Expanding the traditional channels for PR generation has its good and bad sides. Whilst it spreads a message faster than we could ever dream, if that message is negative, it can be a big problem for your business. However, social media provides you the opportunity to react to negative comment then and there, for all your customers to see.
So how can you manage all these tools and their various complications to build good PR for your business? Here are a few tips:
Have a PR strategy and when something is newsworthy, spread the word!!
Make sure your off line PR (press releases, media contacts, interviews) is in total support of your online PR (Twitter, FB, blogs) and vice versa. Ensure the message is consistent across the board.
Ensure you monitor your ‘online profile’ regularly and pick up on any negative chatter.

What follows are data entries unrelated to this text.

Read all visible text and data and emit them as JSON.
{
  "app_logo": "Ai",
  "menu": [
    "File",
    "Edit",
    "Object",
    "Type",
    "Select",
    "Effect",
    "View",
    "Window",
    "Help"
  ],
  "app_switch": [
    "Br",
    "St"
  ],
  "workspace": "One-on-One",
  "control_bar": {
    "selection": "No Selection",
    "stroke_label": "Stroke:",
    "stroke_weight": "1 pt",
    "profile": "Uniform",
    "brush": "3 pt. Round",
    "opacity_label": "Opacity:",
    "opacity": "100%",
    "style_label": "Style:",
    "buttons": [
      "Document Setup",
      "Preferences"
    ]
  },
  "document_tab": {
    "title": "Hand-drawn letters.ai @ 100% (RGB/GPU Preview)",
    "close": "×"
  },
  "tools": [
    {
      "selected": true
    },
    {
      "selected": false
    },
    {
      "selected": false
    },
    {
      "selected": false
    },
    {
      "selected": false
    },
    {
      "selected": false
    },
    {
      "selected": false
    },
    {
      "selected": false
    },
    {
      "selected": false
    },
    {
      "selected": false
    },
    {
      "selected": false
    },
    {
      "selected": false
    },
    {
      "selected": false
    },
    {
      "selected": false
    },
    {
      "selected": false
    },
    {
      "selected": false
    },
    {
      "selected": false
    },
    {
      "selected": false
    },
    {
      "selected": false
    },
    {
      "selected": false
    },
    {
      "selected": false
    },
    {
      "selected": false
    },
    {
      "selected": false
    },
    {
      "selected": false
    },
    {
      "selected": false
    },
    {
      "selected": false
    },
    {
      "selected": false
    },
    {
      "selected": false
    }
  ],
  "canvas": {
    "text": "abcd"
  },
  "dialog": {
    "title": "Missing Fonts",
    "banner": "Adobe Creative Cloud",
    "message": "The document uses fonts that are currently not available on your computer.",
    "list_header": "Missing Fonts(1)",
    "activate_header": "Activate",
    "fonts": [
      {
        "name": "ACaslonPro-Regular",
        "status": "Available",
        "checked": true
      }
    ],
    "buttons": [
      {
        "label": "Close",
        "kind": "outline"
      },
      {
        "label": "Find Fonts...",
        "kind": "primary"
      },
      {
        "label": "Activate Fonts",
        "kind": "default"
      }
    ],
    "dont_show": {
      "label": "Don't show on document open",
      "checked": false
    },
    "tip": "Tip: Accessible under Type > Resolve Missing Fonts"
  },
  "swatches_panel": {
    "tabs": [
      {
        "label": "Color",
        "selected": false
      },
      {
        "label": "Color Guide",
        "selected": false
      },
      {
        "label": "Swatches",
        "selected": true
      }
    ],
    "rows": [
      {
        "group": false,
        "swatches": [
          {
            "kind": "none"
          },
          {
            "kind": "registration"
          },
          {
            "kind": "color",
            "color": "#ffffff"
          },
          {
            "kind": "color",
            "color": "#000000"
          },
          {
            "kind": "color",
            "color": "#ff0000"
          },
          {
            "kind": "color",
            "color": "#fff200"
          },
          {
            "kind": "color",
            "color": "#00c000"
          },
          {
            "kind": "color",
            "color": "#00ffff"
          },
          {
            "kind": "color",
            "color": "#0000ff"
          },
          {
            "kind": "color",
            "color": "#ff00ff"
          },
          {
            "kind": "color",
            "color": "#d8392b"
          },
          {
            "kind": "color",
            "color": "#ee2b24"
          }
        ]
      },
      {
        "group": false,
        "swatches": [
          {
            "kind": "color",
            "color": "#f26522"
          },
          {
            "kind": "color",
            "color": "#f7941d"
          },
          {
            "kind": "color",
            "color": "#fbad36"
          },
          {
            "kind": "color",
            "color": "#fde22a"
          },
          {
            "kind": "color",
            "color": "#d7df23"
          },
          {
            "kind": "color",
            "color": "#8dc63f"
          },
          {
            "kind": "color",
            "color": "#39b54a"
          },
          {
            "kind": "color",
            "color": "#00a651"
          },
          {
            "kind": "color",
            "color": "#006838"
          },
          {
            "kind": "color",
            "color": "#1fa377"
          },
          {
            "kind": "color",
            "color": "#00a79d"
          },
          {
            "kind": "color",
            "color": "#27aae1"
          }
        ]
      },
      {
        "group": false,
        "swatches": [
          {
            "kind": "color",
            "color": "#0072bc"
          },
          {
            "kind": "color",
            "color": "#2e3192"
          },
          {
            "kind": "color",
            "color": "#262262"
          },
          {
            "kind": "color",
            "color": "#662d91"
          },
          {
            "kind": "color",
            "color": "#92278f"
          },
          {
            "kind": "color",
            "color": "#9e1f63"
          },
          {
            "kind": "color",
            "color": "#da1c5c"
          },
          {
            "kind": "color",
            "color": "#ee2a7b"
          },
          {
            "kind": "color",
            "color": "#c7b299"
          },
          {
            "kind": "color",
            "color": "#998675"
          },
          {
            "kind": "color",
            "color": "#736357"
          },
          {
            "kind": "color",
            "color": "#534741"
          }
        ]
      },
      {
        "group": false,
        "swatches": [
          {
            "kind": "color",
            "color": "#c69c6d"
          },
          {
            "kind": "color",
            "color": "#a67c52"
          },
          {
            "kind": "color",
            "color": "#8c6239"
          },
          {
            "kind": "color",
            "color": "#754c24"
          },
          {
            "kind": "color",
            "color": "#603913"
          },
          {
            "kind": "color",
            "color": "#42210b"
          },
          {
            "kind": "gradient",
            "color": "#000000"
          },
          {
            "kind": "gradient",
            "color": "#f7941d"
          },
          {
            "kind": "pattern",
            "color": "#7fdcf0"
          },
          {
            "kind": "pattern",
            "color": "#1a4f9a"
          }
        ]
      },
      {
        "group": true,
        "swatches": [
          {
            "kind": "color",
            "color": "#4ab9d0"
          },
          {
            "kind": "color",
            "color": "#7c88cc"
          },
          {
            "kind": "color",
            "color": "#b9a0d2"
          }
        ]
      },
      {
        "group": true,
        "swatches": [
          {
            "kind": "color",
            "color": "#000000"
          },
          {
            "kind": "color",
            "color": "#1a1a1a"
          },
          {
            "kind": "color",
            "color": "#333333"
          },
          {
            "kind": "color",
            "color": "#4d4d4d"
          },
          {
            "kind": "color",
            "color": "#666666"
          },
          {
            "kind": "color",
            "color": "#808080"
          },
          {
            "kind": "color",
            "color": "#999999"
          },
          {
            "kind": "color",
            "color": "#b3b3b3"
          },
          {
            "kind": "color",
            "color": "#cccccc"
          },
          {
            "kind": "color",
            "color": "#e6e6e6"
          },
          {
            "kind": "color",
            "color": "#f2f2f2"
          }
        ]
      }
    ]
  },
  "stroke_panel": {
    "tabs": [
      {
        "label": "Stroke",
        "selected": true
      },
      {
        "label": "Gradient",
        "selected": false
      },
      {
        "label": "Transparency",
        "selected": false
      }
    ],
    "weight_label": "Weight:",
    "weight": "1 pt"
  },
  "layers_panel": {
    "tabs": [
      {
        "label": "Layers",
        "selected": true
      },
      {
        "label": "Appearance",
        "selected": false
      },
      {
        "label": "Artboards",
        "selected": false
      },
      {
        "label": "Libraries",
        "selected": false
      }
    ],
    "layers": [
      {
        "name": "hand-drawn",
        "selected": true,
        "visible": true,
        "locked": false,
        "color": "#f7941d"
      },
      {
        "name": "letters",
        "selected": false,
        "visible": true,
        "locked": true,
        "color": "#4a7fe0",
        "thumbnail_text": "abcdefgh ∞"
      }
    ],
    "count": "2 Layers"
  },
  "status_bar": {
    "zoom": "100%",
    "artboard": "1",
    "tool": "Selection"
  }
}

Google your company once a day, and also set up Google Alerts for whenever anything new is published.
Promote and reward good PR – send a gift or a personalised thankyou note to someone who is spreading good news about you (and make this as public as possible – like sending an online voucher and posting it on their FB page).
Promoting sources which are reliable, and those that aren’t. Make it known when information is official and when it is fake or unproven.
React to any bad PR quickly, fairly and sensibly, in support of your brand promise and positioning.
Now to sit back and watch Qantas work it’s way out of a PR disaster…